Anti-govt protesters take cover during clashes with security forces on Rasheed Street, Baghdad on Tuesday. Khalid Mohammed/AP
Iraqi officials said on Wednesday that three protesters were killed and 35 wounded by security forces in southern Iraq after the previous day’s sit-ins and road closures, raising the death toll to six people.
Two of the anti-government protesters were killed when security forces fired live ammunition to disperse crowds in the holy city of Karbala late on Tuesday, security and medical officials said. One protester died of wounds suffered when a tear gas canister struck him in clashes earlier in the day. The officials spoke on condition of anonymity in line with regulations.
Demonstrations had raged in Baghdad and across the mostly southern Iraq. The protesters accuse the Shiite-led government of being hopelessly corrupt and complain of poor public services and high unemployment. At least 350 people have been killed and thousands wounded since Iraq’s protests started Oct.1, in what has become the largest grassroots protest movement in Iraq’s modern history.

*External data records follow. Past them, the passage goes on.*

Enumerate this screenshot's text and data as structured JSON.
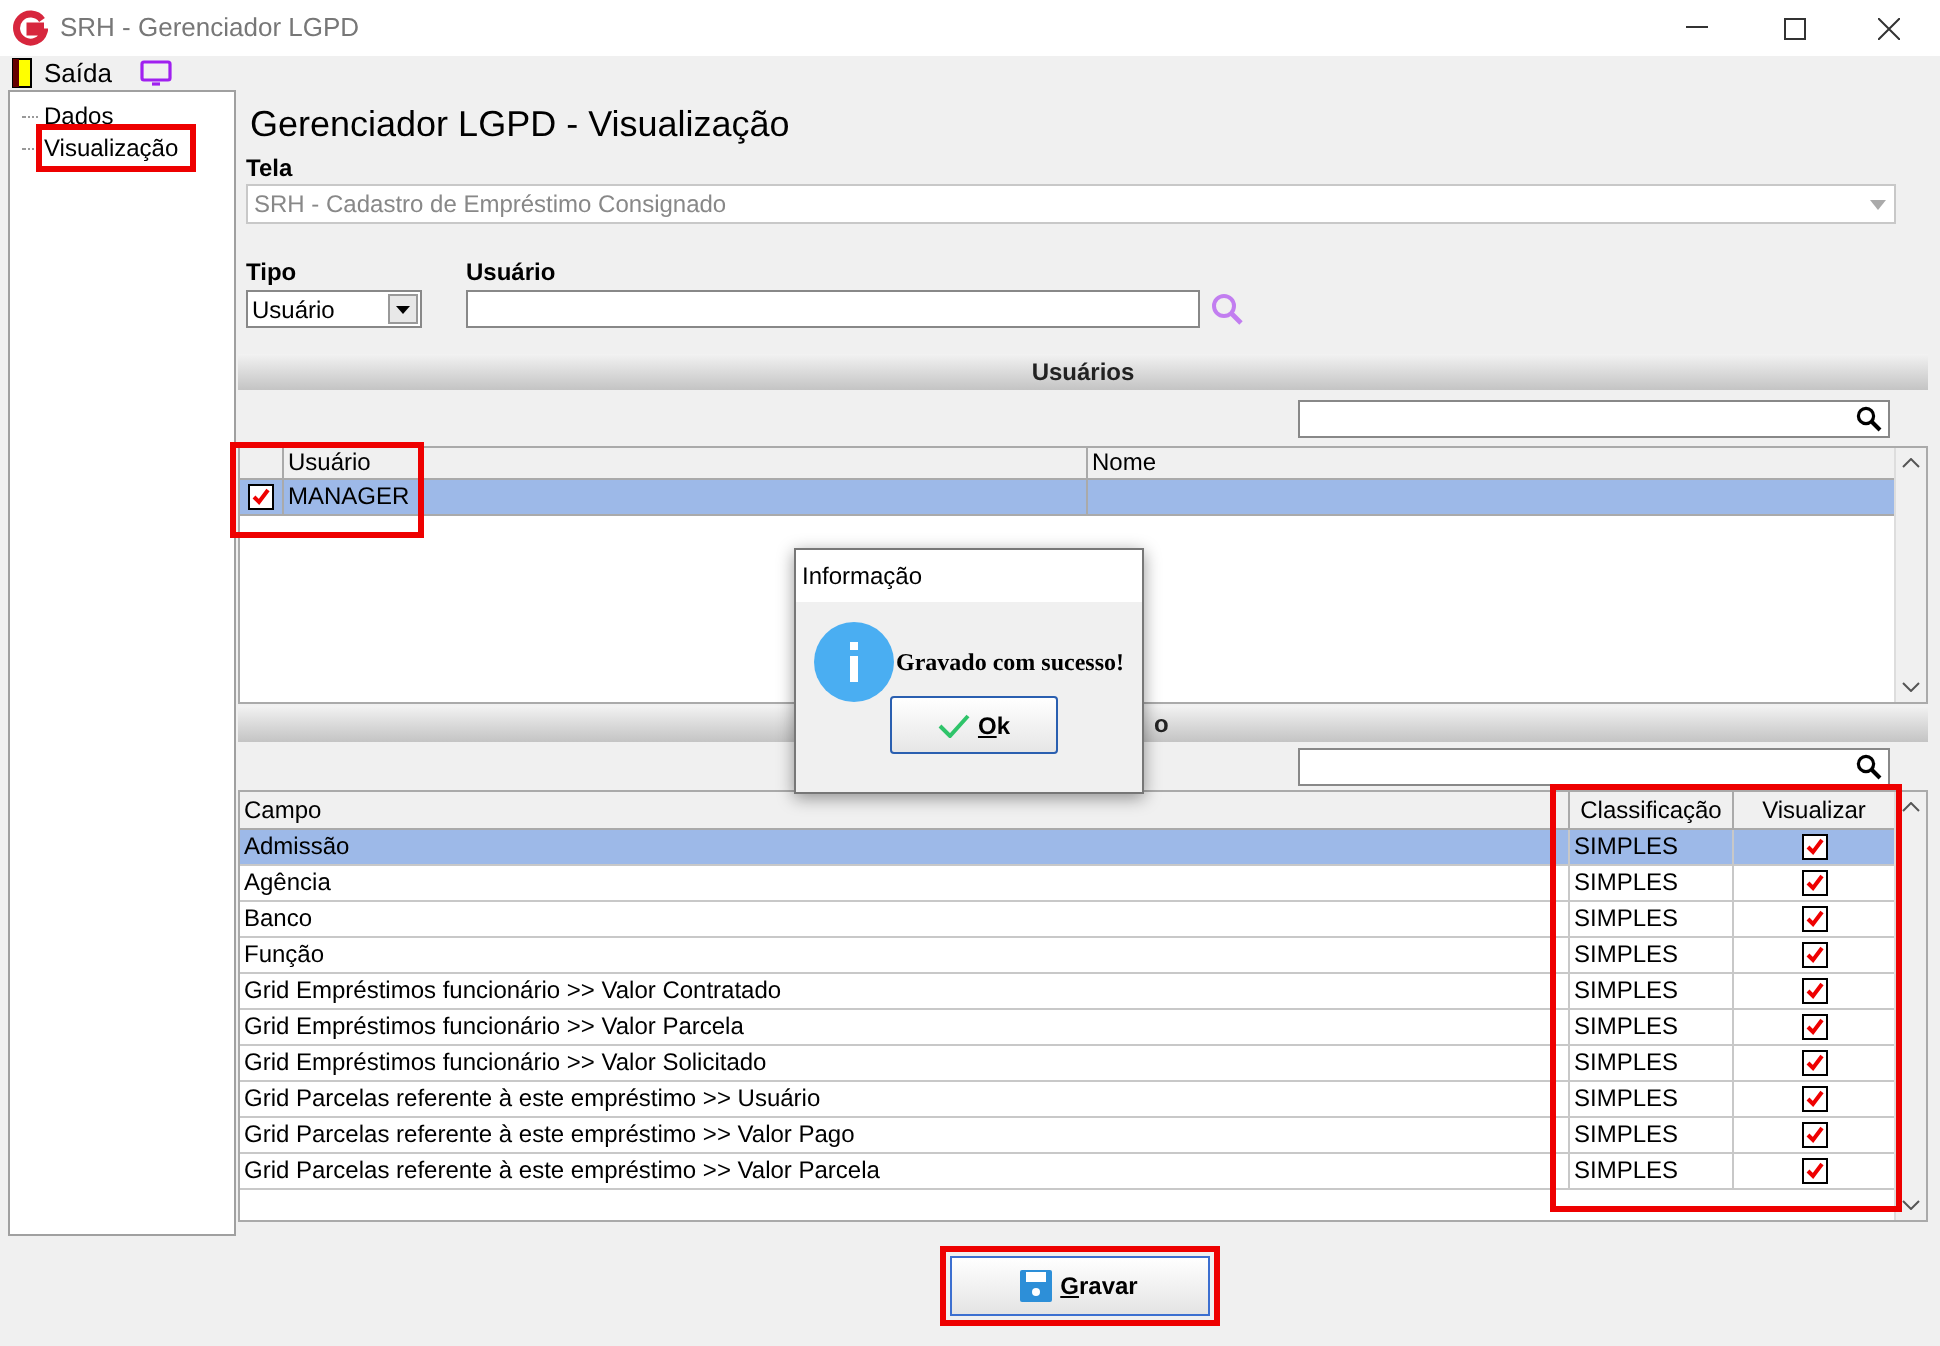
{
  "window": {
    "title": "SRH - Gerenciador LGPD"
  },
  "menu": [
    {
      "kind": "exit",
      "label": "Saída"
    },
    {
      "kind": "screen"
    }
  ],
  "tree": [
    {
      "label": "Dados",
      "selected": false
    },
    {
      "label": "Visualização",
      "selected": true
    }
  ],
  "page_title": "Gerenciador LGPD - Visualização",
  "tela": {
    "label": "Tela",
    "value": "SRH - Cadastro de Empréstimo Consignado"
  },
  "tipo": {
    "label": "Tipo",
    "value": "Usuário"
  },
  "usuario": {
    "label": "Usuário"
  },
  "users_section": {
    "title": "Usuários",
    "columns": [
      "Usuário",
      "Nome"
    ],
    "rows": [
      {
        "checked": true,
        "usuario": "MANAGER",
        "selected": true
      }
    ]
  },
  "fields_section": {
    "title": "o",
    "columns": [
      "Campo",
      "Classificação",
      "Visualizar"
    ],
    "rows": [
      {
        "campo": "Admissão",
        "classificacao": "SIMPLES",
        "visualizar": true,
        "selected": true
      },
      {
        "campo": "Agência",
        "classificacao": "SIMPLES",
        "visualizar": true,
        "selected": false
      },
      {
        "campo": "Banco",
        "classificacao": "SIMPLES",
        "visualizar": true,
        "selected": false
      },
      {
        "campo": "Função",
        "classificacao": "SIMPLES",
        "visualizar": true,
        "selected": false
      },
      {
        "campo": "Grid Empréstimos funcionário >> Valor Contratado",
        "classificacao": "SIMPLES",
        "visualizar": true,
        "selected": false
      },
      {
        "campo": "Grid Empréstimos funcionário >> Valor Parcela",
        "classificacao": "SIMPLES",
        "visualizar": true,
        "selected": false
      },
      {
        "campo": "Grid Empréstimos funcionário >> Valor Solicitado",
        "classificacao": "SIMPLES",
        "visualizar": true,
        "selected": false
      },
      {
        "campo": "Grid Parcelas referente à este empréstimo >> Usuário",
        "classificacao": "SIMPLES",
        "visualizar": true,
        "selected": false
      },
      {
        "campo": "Grid Parcelas referente à este empréstimo >> Valor Pago",
        "classificacao": "SIMPLES",
        "visualizar": true,
        "selected": false
      },
      {
        "campo": "Grid Parcelas referente à este empréstimo >> Valor Parcela",
        "classificacao": "SIMPLES",
        "visualizar": true,
        "selected": false
      }
    ]
  },
  "save_button": {
    "label": "Gravar"
  },
  "dialog": {
    "title": "Informação",
    "message": "Gravado com sucesso!",
    "button": "Ok"
  }
}
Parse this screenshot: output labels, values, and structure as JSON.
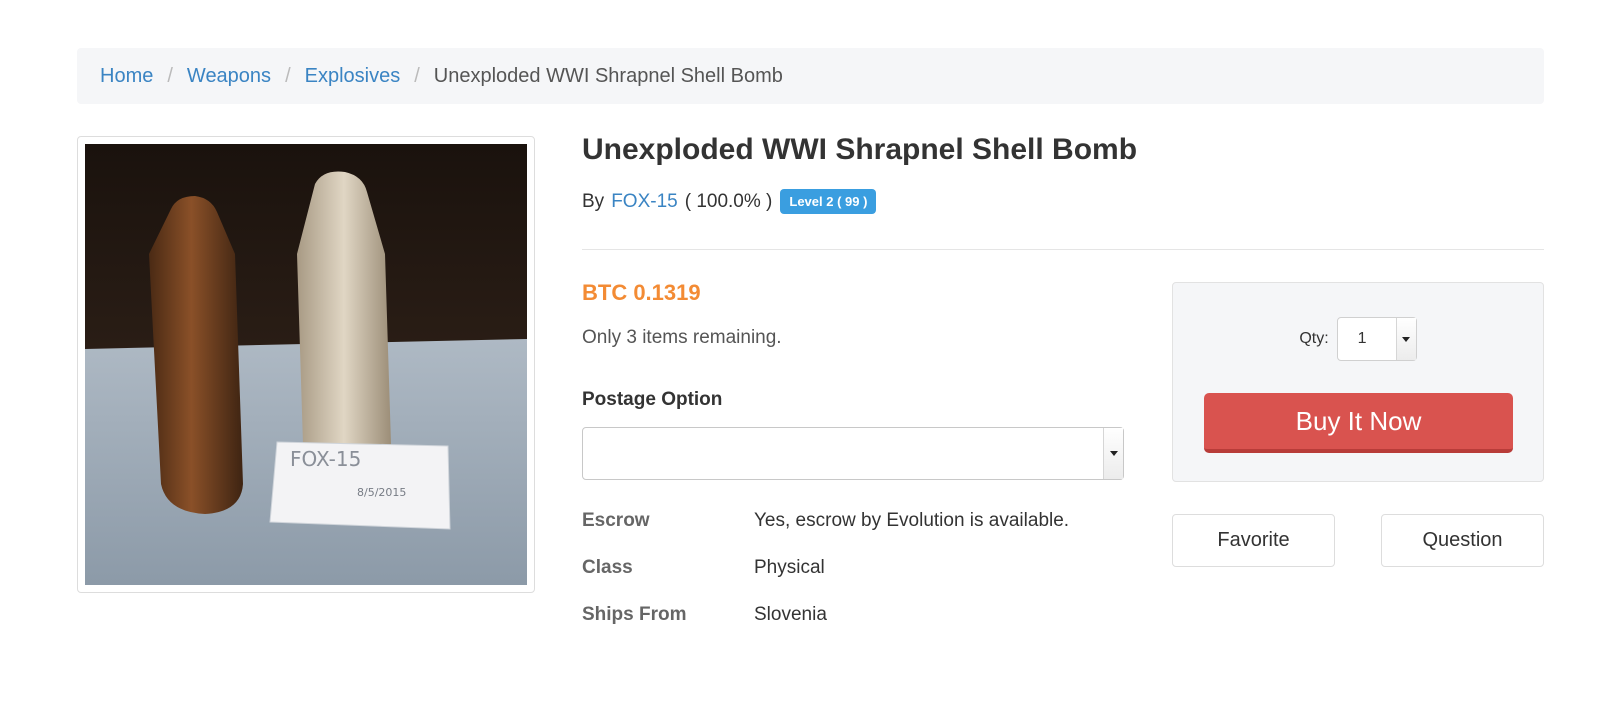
{
  "breadcrumb": {
    "home": "Home",
    "weapons": "Weapons",
    "explosives": "Explosives",
    "current": "Unexploded WWI Shrapnel Shell Bomb",
    "separator": "/"
  },
  "product": {
    "title": "Unexploded WWI Shrapnel Shell Bomb",
    "image_label": {
      "line1": "FOX-15",
      "line2": "8/5/2015"
    },
    "seller": {
      "prefix": "By",
      "name": "FOX-15",
      "rating": "( 100.0% )",
      "level": "Level 2 ( 99 )"
    },
    "price": "BTC 0.1319",
    "stock": "Only 3 items remaining.",
    "postage": {
      "label": "Postage Option",
      "selected": ""
    },
    "details": [
      {
        "key": "Escrow",
        "value": "Yes, escrow by Evolution is available."
      },
      {
        "key": "Class",
        "value": "Physical"
      },
      {
        "key": "Ships From",
        "value": "Slovenia"
      }
    ]
  },
  "purchase": {
    "qty_label": "Qty:",
    "qty_value": "1",
    "buy_label": "Buy It Now",
    "favorite_label": "Favorite",
    "question_label": "Question"
  },
  "icons": {
    "select_arrow": "chevron-down-icon"
  },
  "colors": {
    "link": "#3a84c3",
    "price": "#f38b34",
    "buy_button": "#d9534f",
    "level_badge": "#3a9ee0"
  }
}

Three simultaneous explosions rocked Baghdad late on Tuesday, killing five people and wounding more than a dozen, Iraqi officials said, in the first apparent coordinated attack since anti-government protests erupted. The bombings took place far from Baghdad’s Tahrir Square, the epicenter of weeks of anti-government protests that have posed the biggest security challenge to Iraq since the defeat of Daesh.
Roads between Karbala and Baghdad were blocked by protesters on Wednesday. Demonstrators have burned tires and cut access to main roads in several southern provinces in recent days.
In the southern city of Basra, protesters continued to cut roads to the main Gulf commodities port in Umm Qasr, reducing trade activity by 50%, according to port officials who spoke on condition of anonymity because they were not authorized to speak to reporters.
Protesters in Baghdad are occupying part of three key bridges - Jumhuriya, Ahrar and Sinak - in a standoff with security forces.
Populist Shiite cleric Moqtada Al Sadr, who leads parliament's largest bloc, had asked Abdul Mahdi to call an early election. When the premier refused, he called on his main political rival Hadi al-Amiri to help oust him.
The altercations on two key bridges in the Iraqi capital also left at least 44 people wounded, the officials said, speaking on condition of anonymity in line with regulations. Both bridges appeared to be calm by morning hours.
Separately, a Katyusha rocket landed near the fortified Green Zone, Iraq’s seat of government, police officials said. There were no casualties from the incident. Last week two rockets landed in Tigris river and a stadium, both near the Green Zone.
GCAA said only passenger flights carrying UAE residents and visitors wishing to return back to their respective home countries have been temporarily allowed after ensuring all relevant precautionary measures required by the Ministry of Health and Prevention have been taken.
The Ministry of Community Development is keeping pace with World Autism Awareness Day under the theme “From Transition to Adulthood” with a series of innovative initiatives and events targeting children with autism, families and parents, autism centres, and all members of the community continuing throughout April to promote sustainable awareness.
With homes having been converted into temporary workplaces in these Novel Coronavirus (COVID-19) times, a Dubai-based Orthopedics and Sports Injuries consultant has suggested ways to prevent lower back and neck pain in the possible absence of ergonomic chairs that support posture, weight and lumbar while sitting.